 This vacillation between reductive materialism and idealism was noted by C.L.R. James, Raya Dunayevskaya, and Grace Lee Boggs in 1950: “Stalinism, the ideology of state-capitalism, is the reinstatement of uncritical materialism and uncritical idealism. The materialism is in the accumulation theory…. The idealism is in the theory of the party.” See C.L.R. James, State Capitalism and World Revolution (Oakland: PM Press, 2013), 102.

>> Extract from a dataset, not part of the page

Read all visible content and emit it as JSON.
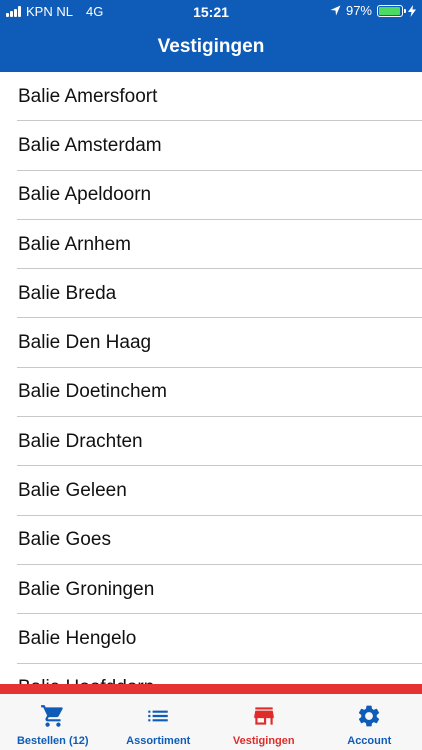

 The Western Marxist tradition offers many theorists to draw upon here, including György Lukács, Karl Korsch, Antonio Gramsci, C.L.R. James, Raymond Williams, Stuart Hall, and possibly Pierre Bourdieu.
 See Newton’s speech on the women’s liberation and gay liberation movements, in David Hilliard and Kathleen Cleaver, The Huey P. Newton Reader (New York: Seven Stories, 2002), 157–60.
 See Chaitanya Mishra, “The Maoist Crossroads in Nepal: ‘Postponing’ New Democracy or Sensing Limits of Agency?” Chr. Michelsen Institute, 2014, http://www.cmi.no/file/2570-.pdf] See also Red Marriott, “Nepal: Victory Turns Sour,” 2009, [[https://www.libcom.org/news/nepal-victory-turns-sour-22012009][https://libcom.org/news/nepal-victory-turns-sour-22012009, and Red Marriott, “Nepalese Maoists Restate Intention to Ban Strikes and Other News,” 2009, https://libcom.org/news/nepal-maoists-restate-intention-ban-strikes-other-news-10042009.